Change is a part of life, but for many older adults, life changes can trigger depression. The loss of a loved one, the end of work, a change in roles, a drop in income, illness, or other events are common triggers.
It’s natural to feel sad sometimes, but when those feelings won’t go away, it’s time to get help. In older adults, depression may look like:
- loss of energy
- less interest and pleasure in usual activities
- reports of pain
- complaints about memory problems
Depression can be hard to see in older adults because seniors often have trouble admitting to being depressed. In fact, older adults are much more likely to report physical issues than emotional symptoms. Also, several symptoms of depression – including insomnia, fatigue, and a lack of energy – can occur naturally in older adults. If you have a history of depression you will be more likely to experience it later in life. Here are some other causes of depression in older adults:
- death of a spouse
- loss of control and independence (often due to illness and/or disability)
- loneliness and isolation
- lack of social networks
It’s important to treat depression early. The earlier it is detected, the easier it can be to treat. If you have symptoms of depression, make an appointment with your health care provider.

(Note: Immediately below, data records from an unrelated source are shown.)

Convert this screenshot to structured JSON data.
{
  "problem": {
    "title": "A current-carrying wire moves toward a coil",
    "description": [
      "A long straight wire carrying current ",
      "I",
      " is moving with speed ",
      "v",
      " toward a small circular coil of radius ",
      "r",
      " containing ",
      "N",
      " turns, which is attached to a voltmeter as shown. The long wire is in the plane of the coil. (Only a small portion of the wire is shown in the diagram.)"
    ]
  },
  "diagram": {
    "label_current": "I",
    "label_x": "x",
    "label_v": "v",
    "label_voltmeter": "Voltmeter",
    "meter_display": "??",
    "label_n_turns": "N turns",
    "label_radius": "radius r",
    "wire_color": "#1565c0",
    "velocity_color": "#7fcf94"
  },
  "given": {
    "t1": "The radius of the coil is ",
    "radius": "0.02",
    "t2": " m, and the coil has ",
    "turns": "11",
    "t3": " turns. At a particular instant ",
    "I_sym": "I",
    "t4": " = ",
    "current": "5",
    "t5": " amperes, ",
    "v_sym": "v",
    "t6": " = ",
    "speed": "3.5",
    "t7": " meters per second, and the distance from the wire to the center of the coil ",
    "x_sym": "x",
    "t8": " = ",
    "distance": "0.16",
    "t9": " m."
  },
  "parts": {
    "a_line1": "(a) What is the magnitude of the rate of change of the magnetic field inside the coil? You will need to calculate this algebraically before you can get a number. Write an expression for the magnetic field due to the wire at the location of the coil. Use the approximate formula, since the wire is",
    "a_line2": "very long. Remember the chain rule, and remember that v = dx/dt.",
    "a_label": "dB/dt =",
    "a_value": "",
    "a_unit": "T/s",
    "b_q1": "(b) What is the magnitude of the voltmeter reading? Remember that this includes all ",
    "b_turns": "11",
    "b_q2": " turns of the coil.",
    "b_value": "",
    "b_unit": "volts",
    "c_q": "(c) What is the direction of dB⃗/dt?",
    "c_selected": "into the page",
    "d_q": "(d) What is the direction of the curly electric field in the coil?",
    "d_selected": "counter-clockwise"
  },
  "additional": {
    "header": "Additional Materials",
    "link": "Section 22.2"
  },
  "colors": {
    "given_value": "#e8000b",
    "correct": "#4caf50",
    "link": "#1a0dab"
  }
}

Tell your doctor exactly how you are feeling so you can receive the appropriate treatment.
Did You Know?
Recovering from depression improves your body’s ability to heal and function and decreases risk of death.
Once you speak with your doctor you can also try the following:
Find a support group
You may find it helpful to talk out your feelings with others who understand and won’t judge you.
Join a social club for older adults
It can be difficult to get out when you are feeling sad, yet your mood can improve when you spend time in social environments.
Make new friends or re-connect with old ones
These connections are important and can help older adults with loneliness.
Physical activity to boost your mood
Research shows there is a connection between being physically active, better mood, and lowered stress. Something as simple as a daily walk for at least 15 minutes can positively affect your mood.
Did You Know?
Older adults are more likely to have depression if they have a chronic disease, live in residential care facilities, or are caring for a family member.
Resources & Links:
Canadian Psychological Association: “Psychology Works” Fact Sheet: Depression Among Seniors
Mood Disorders Association of British Columbia: Seniors and Depression: Information You Need to Know